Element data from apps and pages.
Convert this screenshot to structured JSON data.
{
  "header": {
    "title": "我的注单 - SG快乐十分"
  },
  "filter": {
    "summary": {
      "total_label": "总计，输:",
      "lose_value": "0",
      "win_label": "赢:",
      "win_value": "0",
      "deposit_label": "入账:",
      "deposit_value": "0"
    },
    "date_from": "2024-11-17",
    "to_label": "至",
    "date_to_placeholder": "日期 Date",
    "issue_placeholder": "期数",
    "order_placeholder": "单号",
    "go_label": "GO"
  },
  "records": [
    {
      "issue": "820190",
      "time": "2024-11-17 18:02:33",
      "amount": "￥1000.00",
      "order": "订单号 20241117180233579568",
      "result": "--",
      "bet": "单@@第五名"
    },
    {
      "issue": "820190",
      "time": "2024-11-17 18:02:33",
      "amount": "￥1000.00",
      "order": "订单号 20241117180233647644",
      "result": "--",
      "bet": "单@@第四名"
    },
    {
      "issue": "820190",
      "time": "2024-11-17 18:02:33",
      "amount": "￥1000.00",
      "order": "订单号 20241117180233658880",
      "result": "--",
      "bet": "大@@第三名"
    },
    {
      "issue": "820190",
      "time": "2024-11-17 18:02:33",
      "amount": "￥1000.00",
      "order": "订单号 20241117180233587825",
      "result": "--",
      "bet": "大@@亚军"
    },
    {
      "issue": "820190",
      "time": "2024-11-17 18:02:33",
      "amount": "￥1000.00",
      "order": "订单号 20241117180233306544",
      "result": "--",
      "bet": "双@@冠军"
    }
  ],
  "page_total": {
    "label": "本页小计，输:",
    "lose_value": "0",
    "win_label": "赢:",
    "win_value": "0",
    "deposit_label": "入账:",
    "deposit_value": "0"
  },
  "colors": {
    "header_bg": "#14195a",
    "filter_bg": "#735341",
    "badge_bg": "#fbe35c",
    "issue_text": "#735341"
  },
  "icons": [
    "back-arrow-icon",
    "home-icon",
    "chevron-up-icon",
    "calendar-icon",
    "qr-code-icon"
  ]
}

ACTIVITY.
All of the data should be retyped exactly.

EXPECTED ANSWER.
Convert this screenshot to structured JSON data.
{
  "header": {
    "title": "我的注单 - SG快乐十分"
  },
  "filter": {
    "summary": {
      "total_label": "总计，输:",
      "lose_value": "0",
      "win_label": "赢:",
      "win_value": "0",
      "deposit_label": "入账:",
      "deposit_value": "0"
    },
    "date_from": "2024-11-17",
    "to_label": "至",
    "date_to_placeholder": "日期 Date",
    "issue_placeholder": "期数",
    "order_placeholder": "单号",
    "go_label": "GO"
  },
  "records": [
    {
      "issue": "820190",
      "time": "2024-11-17 18:02:33",
      "amount": "￥1000.00",
      "order": "订单号 20241117180233579568",
      "result": "--",
      "bet": "单@@第五名"
    },
    {
      "issue": "820190",
      "time": "2024-11-17 18:02:33",
      "amount": "￥1000.00",
      "order": "订单号 20241117180233647644",
      "result": "--",
      "bet": "单@@第四名"
    },
    {
      "issue": "820190",
      "time": "2024-11-17 18:02:33",
      "amount": "￥1000.00",
      "order": "订单号 20241117180233658880",
      "result": "--",
      "bet": "大@@第三名"
    },
    {
      "issue": "820190",
      "time": "2024-11-17 18:02:33",
      "amount": "￥1000.00",
      "order": "订单号 20241117180233587825",
      "result": "--",
      "bet": "大@@亚军"
    },
    {
      "issue": "820190",
      "time": "2024-11-17 18:02:33",
      "amount": "￥1000.00",
      "order": "订单号 20241117180233306544",
      "result": "--",
      "bet": "双@@冠军"
    }
  ],
  "page_total": {
    "label": "本页小计，输:",
    "lose_value": "0",
    "win_label": "赢:",
    "win_value": "0",
    "deposit_label": "入账:",
    "deposit_value": "0"
  },
  "colors": {
    "header_bg": "#14195a",
    "filter_bg": "#735341",
    "badge_bg": "#fbe35c",
    "issue_text": "#735341"
  },
  "icons": [
    "back-arrow-icon",
    "home-icon",
    "chevron-up-icon",
    "calendar-icon",
    "qr-code-icon"
  ]
}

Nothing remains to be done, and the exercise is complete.